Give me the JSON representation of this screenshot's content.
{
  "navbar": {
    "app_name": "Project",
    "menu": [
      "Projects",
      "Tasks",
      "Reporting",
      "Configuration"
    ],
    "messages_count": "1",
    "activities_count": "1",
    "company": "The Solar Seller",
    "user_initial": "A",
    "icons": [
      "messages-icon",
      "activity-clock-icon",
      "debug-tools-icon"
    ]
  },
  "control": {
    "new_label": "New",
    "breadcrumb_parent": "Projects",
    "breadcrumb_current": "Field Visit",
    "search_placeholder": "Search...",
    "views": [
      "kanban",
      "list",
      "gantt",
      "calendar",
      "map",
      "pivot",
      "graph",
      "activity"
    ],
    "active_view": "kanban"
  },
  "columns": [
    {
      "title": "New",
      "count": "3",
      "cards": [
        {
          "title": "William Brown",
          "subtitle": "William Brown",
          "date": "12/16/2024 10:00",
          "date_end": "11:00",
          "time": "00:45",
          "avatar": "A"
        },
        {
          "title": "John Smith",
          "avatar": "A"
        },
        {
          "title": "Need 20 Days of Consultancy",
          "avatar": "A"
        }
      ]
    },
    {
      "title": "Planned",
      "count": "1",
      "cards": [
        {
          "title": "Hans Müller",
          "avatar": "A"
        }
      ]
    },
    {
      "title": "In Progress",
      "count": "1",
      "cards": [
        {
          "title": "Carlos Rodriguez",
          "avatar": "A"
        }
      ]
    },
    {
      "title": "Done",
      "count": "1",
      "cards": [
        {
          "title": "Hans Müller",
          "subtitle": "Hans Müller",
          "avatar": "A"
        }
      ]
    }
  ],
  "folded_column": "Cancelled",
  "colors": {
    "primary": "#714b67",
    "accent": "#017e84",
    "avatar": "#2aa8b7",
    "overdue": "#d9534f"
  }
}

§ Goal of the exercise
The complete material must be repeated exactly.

§ Result for this exercise
Give me the JSON representation of this screenshot's content.
{
  "navbar": {
    "app_name": "Project",
    "menu": [
      "Projects",
      "Tasks",
      "Reporting",
      "Configuration"
    ],
    "messages_count": "1",
    "activities_count": "1",
    "company": "The Solar Seller",
    "user_initial": "A",
    "icons": [
      "messages-icon",
      "activity-clock-icon",
      "debug-tools-icon"
    ]
  },
  "control": {
    "new_label": "New",
    "breadcrumb_parent": "Projects",
    "breadcrumb_current": "Field Visit",
    "search_placeholder": "Search...",
    "views": [
      "kanban",
      "list",
      "gantt",
      "calendar",
      "map",
      "pivot",
      "graph",
      "activity"
    ],
    "active_view": "kanban"
  },
  "columns": [
    {
      "title": "New",
      "count": "3",
      "cards": [
        {
          "title": "William Brown",
          "subtitle": "William Brown",
          "date": "12/16/2024 10:00",
          "date_end": "11:00",
          "time": "00:45",
          "avatar": "A"
        },
        {
          "title": "John Smith",
          "avatar": "A"
        },
        {
          "title": "Need 20 Days of Consultancy",
          "avatar": "A"
        }
      ]
    },
    {
      "title": "Planned",
      "count": "1",
      "cards": [
        {
          "title": "Hans Müller",
          "avatar": "A"
        }
      ]
    },
    {
      "title": "In Progress",
      "count": "1",
      "cards": [
        {
          "title": "Carlos Rodriguez",
          "avatar": "A"
        }
      ]
    },
    {
      "title": "Done",
      "count": "1",
      "cards": [
        {
          "title": "Hans Müller",
          "subtitle": "Hans Müller",
          "avatar": "A"
        }
      ]
    }
  ],
  "folded_column": "Cancelled",
  "colors": {
    "primary": "#714b67",
    "accent": "#017e84",
    "avatar": "#2aa8b7",
    "overdue": "#d9534f"
  }
}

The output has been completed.